◆ Task instructions
Copy out all lines in the material below that contain the string "type".

◆ Supplied data
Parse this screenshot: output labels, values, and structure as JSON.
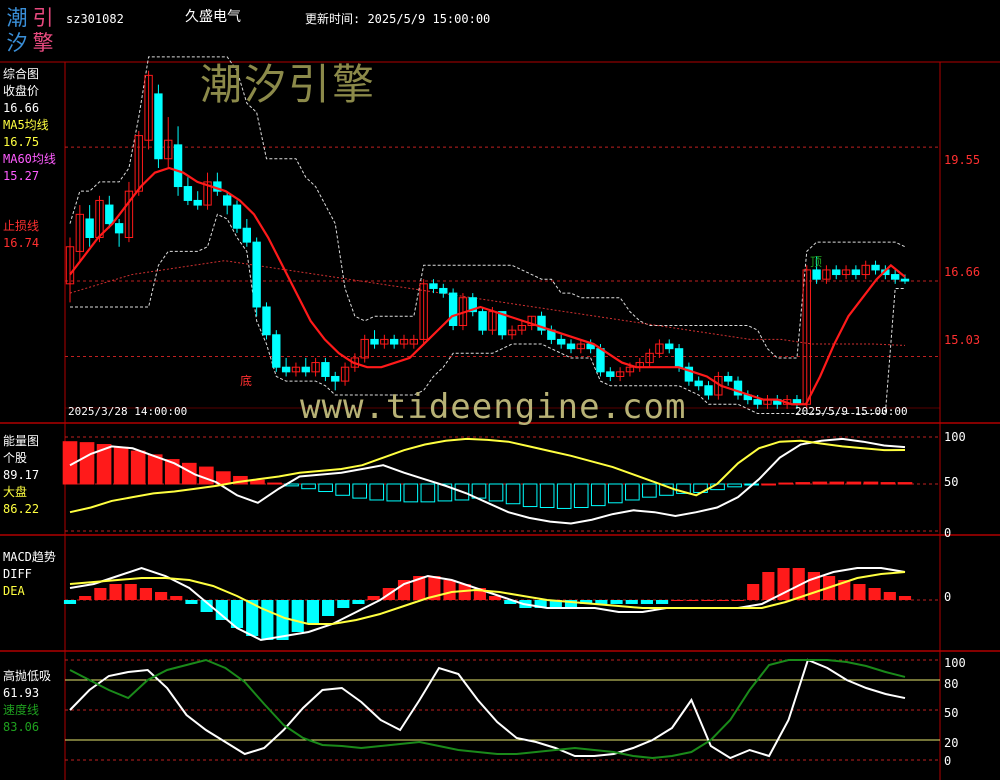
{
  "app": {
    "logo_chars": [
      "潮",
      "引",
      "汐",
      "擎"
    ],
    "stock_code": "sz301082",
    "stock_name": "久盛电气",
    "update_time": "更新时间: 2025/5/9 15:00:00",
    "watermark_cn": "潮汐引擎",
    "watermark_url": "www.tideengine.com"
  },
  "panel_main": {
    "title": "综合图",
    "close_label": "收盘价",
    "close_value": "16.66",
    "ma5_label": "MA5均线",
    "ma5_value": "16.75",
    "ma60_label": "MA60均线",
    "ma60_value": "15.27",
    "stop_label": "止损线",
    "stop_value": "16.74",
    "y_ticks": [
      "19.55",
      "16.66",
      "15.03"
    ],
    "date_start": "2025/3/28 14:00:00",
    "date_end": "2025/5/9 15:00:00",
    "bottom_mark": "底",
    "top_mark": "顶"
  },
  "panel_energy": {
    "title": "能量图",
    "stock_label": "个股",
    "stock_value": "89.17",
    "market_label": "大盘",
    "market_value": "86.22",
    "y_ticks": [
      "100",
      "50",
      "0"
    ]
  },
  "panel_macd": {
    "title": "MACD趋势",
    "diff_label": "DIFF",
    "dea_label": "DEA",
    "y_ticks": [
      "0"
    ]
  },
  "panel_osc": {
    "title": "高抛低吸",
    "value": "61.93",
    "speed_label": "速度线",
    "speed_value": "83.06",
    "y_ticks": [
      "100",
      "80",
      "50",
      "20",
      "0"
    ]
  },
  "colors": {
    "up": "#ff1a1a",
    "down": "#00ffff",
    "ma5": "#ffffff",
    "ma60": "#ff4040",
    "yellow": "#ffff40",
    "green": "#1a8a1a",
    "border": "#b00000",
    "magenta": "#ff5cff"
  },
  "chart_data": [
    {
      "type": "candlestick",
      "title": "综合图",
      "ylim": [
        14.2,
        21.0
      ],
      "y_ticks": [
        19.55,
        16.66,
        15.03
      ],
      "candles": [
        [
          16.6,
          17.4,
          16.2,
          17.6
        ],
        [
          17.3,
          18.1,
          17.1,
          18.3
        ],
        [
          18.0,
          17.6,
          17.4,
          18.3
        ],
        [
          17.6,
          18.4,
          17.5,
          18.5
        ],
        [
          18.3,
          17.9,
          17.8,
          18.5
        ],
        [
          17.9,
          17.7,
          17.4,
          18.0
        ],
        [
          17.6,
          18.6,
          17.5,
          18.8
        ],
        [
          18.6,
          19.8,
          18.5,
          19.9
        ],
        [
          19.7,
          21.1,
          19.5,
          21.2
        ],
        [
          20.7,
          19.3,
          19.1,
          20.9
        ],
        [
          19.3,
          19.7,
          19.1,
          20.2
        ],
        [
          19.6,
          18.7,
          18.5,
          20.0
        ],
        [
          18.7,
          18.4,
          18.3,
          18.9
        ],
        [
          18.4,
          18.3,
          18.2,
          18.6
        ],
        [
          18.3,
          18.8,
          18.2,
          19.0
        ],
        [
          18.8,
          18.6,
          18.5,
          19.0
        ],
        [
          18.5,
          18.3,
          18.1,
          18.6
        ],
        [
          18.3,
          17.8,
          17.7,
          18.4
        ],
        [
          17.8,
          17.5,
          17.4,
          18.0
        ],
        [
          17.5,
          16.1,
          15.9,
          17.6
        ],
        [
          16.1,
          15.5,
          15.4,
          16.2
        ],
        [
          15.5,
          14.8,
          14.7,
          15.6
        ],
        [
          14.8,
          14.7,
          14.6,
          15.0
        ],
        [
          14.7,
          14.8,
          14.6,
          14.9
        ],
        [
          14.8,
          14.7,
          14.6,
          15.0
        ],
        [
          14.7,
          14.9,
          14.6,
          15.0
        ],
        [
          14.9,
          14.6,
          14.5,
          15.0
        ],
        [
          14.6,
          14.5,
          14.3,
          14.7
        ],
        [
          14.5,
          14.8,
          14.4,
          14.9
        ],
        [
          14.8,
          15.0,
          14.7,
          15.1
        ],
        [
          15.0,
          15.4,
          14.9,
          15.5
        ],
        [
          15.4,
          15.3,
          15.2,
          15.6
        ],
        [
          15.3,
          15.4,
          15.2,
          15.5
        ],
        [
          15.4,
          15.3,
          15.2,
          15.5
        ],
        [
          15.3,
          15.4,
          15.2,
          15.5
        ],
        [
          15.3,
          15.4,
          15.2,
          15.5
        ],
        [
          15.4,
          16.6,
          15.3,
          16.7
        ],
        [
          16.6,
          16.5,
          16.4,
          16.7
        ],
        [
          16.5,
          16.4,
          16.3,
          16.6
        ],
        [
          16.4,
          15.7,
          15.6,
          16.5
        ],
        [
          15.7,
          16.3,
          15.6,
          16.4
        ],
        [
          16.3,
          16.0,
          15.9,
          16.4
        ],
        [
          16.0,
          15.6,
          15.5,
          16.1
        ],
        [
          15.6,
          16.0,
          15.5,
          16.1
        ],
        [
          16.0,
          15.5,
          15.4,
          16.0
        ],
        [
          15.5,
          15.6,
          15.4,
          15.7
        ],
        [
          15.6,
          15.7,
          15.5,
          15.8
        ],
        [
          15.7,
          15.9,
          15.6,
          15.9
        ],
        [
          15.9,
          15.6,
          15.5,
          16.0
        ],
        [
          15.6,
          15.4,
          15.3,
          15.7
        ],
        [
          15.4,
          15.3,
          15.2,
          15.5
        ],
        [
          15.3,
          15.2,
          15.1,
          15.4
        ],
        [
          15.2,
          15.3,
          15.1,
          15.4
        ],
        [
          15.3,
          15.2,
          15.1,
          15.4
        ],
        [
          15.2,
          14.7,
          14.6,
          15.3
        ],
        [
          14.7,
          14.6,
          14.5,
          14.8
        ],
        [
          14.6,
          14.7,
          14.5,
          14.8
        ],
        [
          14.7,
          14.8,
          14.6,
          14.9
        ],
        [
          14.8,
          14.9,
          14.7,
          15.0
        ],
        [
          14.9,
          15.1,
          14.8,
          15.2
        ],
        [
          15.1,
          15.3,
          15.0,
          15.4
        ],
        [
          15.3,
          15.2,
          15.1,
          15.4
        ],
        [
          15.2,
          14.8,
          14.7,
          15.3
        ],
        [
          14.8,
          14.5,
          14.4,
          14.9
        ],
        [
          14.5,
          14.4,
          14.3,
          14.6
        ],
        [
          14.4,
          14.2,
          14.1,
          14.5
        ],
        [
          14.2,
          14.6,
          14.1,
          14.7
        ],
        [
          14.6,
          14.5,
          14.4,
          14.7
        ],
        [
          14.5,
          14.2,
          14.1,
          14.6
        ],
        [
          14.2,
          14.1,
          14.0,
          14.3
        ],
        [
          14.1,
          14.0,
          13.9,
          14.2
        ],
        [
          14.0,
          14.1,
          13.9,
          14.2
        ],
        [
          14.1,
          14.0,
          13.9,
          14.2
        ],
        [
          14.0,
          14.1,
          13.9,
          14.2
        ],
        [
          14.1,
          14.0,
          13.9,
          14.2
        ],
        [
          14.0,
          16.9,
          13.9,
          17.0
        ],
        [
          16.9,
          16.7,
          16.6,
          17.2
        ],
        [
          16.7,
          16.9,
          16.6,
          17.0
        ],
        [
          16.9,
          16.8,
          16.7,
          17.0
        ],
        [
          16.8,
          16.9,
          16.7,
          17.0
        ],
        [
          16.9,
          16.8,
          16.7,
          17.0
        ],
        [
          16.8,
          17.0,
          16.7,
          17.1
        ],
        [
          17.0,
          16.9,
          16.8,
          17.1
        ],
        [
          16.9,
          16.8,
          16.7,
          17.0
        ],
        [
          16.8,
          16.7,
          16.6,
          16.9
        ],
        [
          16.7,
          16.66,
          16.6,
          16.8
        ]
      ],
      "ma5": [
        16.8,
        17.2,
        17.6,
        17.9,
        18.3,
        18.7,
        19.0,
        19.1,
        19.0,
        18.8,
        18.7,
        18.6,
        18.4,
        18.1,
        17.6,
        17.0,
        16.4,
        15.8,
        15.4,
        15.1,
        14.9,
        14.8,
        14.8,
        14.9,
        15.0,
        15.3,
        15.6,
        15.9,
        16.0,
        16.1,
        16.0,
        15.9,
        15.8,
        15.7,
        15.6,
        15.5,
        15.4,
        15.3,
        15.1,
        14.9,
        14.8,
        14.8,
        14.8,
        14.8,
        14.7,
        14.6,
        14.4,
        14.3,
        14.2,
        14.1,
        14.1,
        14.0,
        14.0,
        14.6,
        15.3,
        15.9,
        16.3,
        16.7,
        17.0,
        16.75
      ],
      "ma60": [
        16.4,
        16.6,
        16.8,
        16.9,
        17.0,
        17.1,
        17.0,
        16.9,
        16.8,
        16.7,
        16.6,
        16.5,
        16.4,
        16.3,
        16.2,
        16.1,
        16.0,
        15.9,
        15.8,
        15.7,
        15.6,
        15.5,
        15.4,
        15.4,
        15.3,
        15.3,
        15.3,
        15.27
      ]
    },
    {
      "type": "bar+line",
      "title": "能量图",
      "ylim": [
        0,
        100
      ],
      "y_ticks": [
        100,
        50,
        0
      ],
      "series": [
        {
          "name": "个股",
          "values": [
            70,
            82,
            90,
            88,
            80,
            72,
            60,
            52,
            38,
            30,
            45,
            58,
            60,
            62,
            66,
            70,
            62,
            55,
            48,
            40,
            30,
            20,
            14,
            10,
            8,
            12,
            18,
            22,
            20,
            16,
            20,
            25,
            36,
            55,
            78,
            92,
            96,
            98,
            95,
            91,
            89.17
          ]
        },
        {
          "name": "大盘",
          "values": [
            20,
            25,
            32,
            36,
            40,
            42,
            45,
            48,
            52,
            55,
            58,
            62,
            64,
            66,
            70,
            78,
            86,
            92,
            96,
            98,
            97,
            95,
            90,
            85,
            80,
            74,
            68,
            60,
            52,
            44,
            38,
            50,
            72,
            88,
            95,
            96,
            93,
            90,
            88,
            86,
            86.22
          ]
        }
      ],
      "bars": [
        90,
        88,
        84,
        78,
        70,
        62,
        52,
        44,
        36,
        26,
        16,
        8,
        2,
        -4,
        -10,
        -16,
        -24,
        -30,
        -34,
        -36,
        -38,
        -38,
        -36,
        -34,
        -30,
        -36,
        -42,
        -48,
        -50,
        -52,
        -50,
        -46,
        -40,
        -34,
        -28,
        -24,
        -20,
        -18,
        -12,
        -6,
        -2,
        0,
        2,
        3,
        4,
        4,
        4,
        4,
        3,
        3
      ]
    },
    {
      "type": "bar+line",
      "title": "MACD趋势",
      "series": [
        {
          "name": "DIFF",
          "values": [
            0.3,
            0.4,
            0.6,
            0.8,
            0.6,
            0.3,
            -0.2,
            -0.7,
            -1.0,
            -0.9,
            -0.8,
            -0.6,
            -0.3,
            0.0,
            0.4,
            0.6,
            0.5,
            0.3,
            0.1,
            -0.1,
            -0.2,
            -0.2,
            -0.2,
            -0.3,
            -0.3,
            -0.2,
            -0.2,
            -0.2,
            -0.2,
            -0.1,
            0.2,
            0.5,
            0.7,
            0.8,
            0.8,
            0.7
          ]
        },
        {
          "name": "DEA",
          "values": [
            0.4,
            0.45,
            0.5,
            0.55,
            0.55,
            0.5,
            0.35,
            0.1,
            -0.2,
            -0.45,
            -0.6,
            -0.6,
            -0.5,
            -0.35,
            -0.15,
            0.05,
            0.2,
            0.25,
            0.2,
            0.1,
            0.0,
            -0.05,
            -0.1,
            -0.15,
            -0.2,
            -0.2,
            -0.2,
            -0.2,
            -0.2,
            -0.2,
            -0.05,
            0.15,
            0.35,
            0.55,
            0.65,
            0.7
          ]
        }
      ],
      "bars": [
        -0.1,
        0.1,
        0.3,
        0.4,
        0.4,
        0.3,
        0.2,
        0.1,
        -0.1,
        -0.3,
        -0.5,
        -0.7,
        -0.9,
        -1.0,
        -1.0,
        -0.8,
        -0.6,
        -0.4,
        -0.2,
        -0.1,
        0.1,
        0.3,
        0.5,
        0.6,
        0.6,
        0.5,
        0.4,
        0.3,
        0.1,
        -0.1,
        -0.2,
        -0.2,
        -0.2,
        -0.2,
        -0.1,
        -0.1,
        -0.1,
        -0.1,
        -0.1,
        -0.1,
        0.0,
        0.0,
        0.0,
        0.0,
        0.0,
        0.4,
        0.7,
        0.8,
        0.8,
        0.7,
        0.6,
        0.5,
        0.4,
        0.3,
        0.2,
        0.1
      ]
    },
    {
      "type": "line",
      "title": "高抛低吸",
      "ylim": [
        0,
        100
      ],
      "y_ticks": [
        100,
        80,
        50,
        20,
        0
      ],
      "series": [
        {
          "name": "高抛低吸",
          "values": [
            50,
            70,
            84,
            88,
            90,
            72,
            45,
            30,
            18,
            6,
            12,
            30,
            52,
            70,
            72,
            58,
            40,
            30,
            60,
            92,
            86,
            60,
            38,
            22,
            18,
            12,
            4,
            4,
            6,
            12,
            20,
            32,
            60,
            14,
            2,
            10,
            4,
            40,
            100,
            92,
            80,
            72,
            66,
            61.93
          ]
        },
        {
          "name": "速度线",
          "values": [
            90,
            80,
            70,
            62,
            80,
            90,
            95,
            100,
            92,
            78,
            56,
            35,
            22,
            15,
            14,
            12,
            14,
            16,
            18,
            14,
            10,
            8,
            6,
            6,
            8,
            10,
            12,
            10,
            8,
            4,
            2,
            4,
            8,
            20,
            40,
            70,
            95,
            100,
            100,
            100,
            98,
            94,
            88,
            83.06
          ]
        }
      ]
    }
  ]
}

◆ Task output
      "type": "candlestick",
      "type": "bar+line",
      "type": "bar+line",
      "type": "line",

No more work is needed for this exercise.